The Government is ensuring that the development of tourist facilities is keeping pace with this increase, including the development of roads, caravan parks, camping grounds, motel accommodation and interpretive facilities. As a result of these developments Kakadu has become an even more attractive tourist destination. On my visit in September a decision was made to proceed with a new bird life interpretation centre at Cooinda, which will cost the Commonwealth around $400,000 and which will be one of the top interpretative centres in Australia. The attractiveness of Kakadu to tourists will survive only if the character of the park is preserved. A park dotted with mines would not be a pretty sight-never mind the risk to the ecology. There are those who argue-and I must say that, to his eternal disgrace, a man who is now totally discredited in the environment movement, Harry Butler, is one of them; he has a record now of being nothing but a stooge for the mining interests of Australia-

Mr Connolly —On a point of order, Madam Speaker: The Minister is defaming the name of someone who is respected in the environmental community in Australia. He is now being attacked in this Parliament, with no opportunity to defend himself. This is not a parliament in which individual citizens should be attacked in that manner.

Madam SPEAKER —Order! There is no point of order.

Mr COHEN —As I was saying before I was so rudely interrupted, there are many people, including Mr Butler, who argue that one can put a circle around the environmental treasures in the park, be it the rock art, the wetlands or the escarpment, and say that those are the important parts which should be preserved. That shows a total lack of comprehension of what an environment is all about-the interaction between different parts of the ecology. Of course it is an obscenity to suggest such a preservation program for Kakadu. The Prime Minister (Mr Hawke) has made it quite clear on a number of occasions that mining in Kakadu National Park would be an obscenity. Further episodes such as the recent actions of Peko-Wallsend will not be countenanced. This Bill will ensure that the park will be totally protected from the actions of miners and will remain a top tourist attraction.

I wish to conclude by emphasising my long-standing and deep awareness of the great pride which Australians take in their unique national heritage. I believe that the Australian community accepts a commitment to ensure that this heritage is not jeopardised for short term gain by inappropriate development in national parks. I believe that this country-not only under this Government, but also under the Fraser and Whitlam governments-has a record in preserving its environment that is second to none in the world. In my travels overseas I have not found any other country that has as much interest as we have in preserving the environment. We are setting an example to the rest of the world. Perhaps we could have done more and perhaps we could have done it better, but what we have done is an example to the world. The community will applaud the Government's actions in preserving for future generations of Australians the unique natural and cultural heritage of Kakadu.
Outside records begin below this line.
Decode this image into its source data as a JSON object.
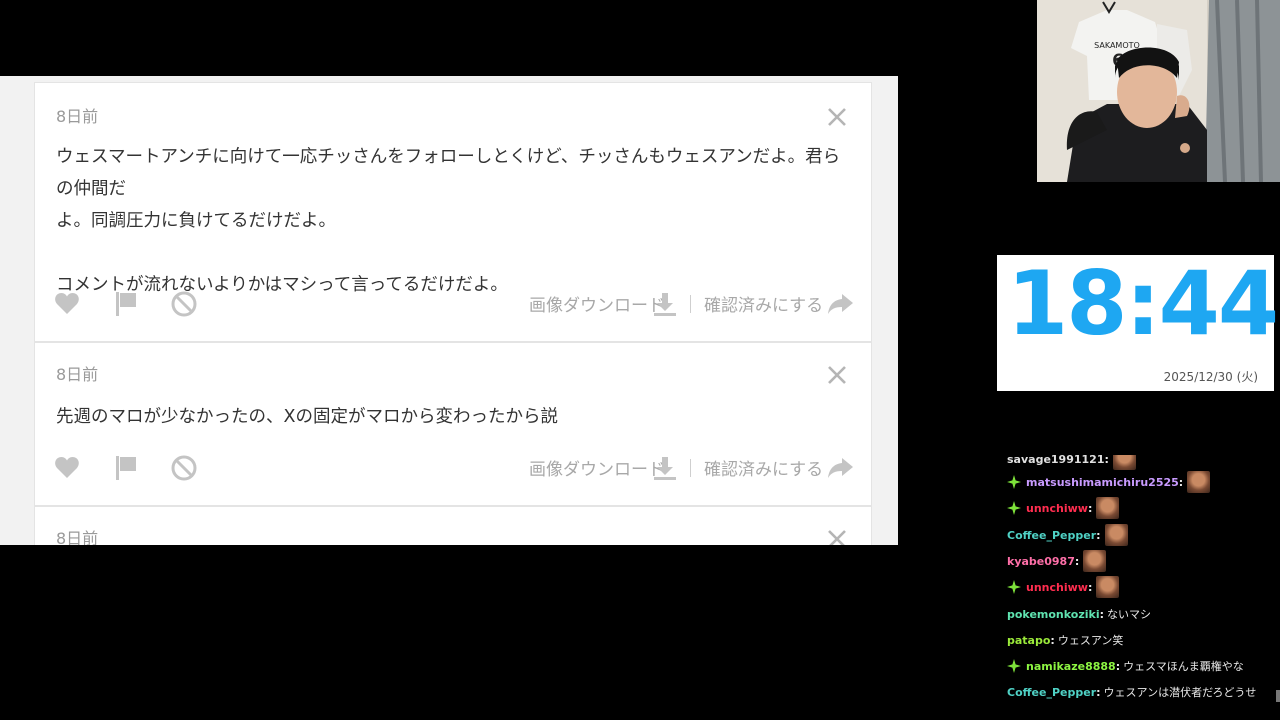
{
  "cards": [
    {
      "time": "8日前",
      "message": "ウェスマートアンチに向けて一応チッさんをフォローしとくけど、チッさんもウェスアンだよ。君らの仲間だ\nよ。同調圧力に負けてるだけだよ。\n\nコメントが流れないよりかはマシって言ってるだけだよ。",
      "download_label": "画像ダウンロード",
      "confirm_label": "確認済みにする"
    },
    {
      "time": "8日前",
      "message": "先週のマロが少なかったの、Xの固定がマロから変わったから説",
      "download_label": "画像ダウンロード",
      "confirm_label": "確認済みにする"
    },
    {
      "time": "8日前",
      "message": "",
      "download_label": "",
      "confirm_label": ""
    }
  ],
  "clock": {
    "time": "18:44",
    "date": "2025/12/30 (火)",
    "color": "#1ea7f2"
  },
  "webcam": {
    "jersey_name": "SAKAMOTO",
    "jersey_number": "6"
  },
  "chat": {
    "messages": [
      {
        "user": "savage1991121",
        "color": "#e0e0e0",
        "badge": false,
        "text": "",
        "emote": true
      },
      {
        "user": "matsushimamichiru2525",
        "color": "#c99bff",
        "badge": true,
        "text": "",
        "emote": true
      },
      {
        "user": "unnchiww",
        "color": "#ff2d4f",
        "badge": true,
        "text": "",
        "emote": true
      },
      {
        "user": "Coffee_Pepper",
        "color": "#4fd1c5",
        "badge": false,
        "text": "",
        "emote": true
      },
      {
        "user": "kyabe0987",
        "color": "#ff6fa8",
        "badge": false,
        "text": "",
        "emote": true
      },
      {
        "user": "unnchiww",
        "color": "#ff2d4f",
        "badge": true,
        "text": "",
        "emote": true
      },
      {
        "user": "pokemonkoziki",
        "color": "#5fe3b0",
        "badge": false,
        "text": "ないマシ",
        "emote": false
      },
      {
        "user": "patapo",
        "color": "#9bea3a",
        "badge": false,
        "text": "ウェスアン笑",
        "emote": false
      },
      {
        "user": "namikaze8888",
        "color": "#8df542",
        "badge": true,
        "text": "ウェスマほんま覇権やな",
        "emote": false
      },
      {
        "user": "Coffee_Pepper",
        "color": "#4fd1c5",
        "badge": false,
        "text": "ウェスアンは潜伏者だろどうせ",
        "emote": false
      }
    ]
  },
  "icons": {
    "like": "heart-icon",
    "report": "flag-icon",
    "block": "block-icon",
    "download": "download-icon",
    "confirm": "share-arrow-icon",
    "close": "close-icon",
    "badge": "sparkle-badge-icon"
  }
}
Before I conclude I wish to say how delighted I am to have in the gallery today the Prime Minister of England, Jim Hacker, or his alter ego, Paul Eddington. I commend the Bill to the House, and present the explanatory memorandum.

Debate (on motion by Mr Connolly) adjourned.